In principle, as mitigating climate change has become a high priority, nuclear energy remains an appealing technology, assuming that the problem of long-term radioactive-waste disposal can be solved.
nuclear power’s potential contribution to clean energy has been compromised by safety shortcuts taken by the industry, and by lax government regulation of day-to-day safety practices at the plants.
Meltdowns—accidents in which the uncontrolled overheating of a reactor’s nuclear fuel creates the potential for the dispersal of radioactive fallout over a large area—were characterized as “incredible events” that, for all policymaking purposes, could be treated as impossible.
A meltdown was supposed to be so unlikely that plant designers were allowed to focus exclusively on preventing lesser mishaps, such as temporary cooling-system malfunctions, and relieved of the responsibility for building safety systems to try to mitigate accidents in which cooling was lost and could not be restored quickly enough.
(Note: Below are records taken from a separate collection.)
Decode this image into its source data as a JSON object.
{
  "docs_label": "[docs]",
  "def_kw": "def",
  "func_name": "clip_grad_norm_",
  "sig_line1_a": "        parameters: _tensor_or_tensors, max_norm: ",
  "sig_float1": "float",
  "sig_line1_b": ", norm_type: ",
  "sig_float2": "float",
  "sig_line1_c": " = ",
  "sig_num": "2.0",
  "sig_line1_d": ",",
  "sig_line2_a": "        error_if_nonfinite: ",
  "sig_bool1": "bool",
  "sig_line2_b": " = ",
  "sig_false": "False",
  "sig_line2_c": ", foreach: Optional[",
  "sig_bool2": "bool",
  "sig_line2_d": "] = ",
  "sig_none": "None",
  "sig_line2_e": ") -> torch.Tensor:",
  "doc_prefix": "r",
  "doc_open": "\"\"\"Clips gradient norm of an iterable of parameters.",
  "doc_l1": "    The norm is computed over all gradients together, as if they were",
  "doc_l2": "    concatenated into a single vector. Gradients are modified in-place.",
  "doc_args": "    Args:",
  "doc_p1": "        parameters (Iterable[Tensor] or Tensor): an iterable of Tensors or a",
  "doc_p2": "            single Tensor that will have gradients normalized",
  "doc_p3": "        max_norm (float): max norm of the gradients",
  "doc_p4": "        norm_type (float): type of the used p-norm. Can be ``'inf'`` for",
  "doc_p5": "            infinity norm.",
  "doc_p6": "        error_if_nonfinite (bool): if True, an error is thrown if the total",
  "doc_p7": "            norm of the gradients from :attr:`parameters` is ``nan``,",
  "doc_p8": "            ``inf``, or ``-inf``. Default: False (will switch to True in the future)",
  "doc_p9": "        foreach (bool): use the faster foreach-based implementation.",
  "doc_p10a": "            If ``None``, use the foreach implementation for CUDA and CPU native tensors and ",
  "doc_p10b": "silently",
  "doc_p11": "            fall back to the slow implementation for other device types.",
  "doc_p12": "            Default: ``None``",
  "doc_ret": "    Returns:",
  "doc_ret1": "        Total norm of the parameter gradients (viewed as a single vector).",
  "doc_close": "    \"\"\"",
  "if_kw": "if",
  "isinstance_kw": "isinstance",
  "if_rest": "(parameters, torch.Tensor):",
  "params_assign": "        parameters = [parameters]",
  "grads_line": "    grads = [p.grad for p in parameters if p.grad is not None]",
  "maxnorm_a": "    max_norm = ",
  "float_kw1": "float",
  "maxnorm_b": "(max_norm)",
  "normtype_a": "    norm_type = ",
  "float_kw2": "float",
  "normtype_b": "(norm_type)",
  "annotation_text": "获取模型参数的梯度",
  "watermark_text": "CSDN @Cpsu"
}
Another study, published in the Bulletin of the Atomic Scientists in 2016, reached the similar conclusion that the “overall probability” of a meltdown in the next decade was almost seventy per cent.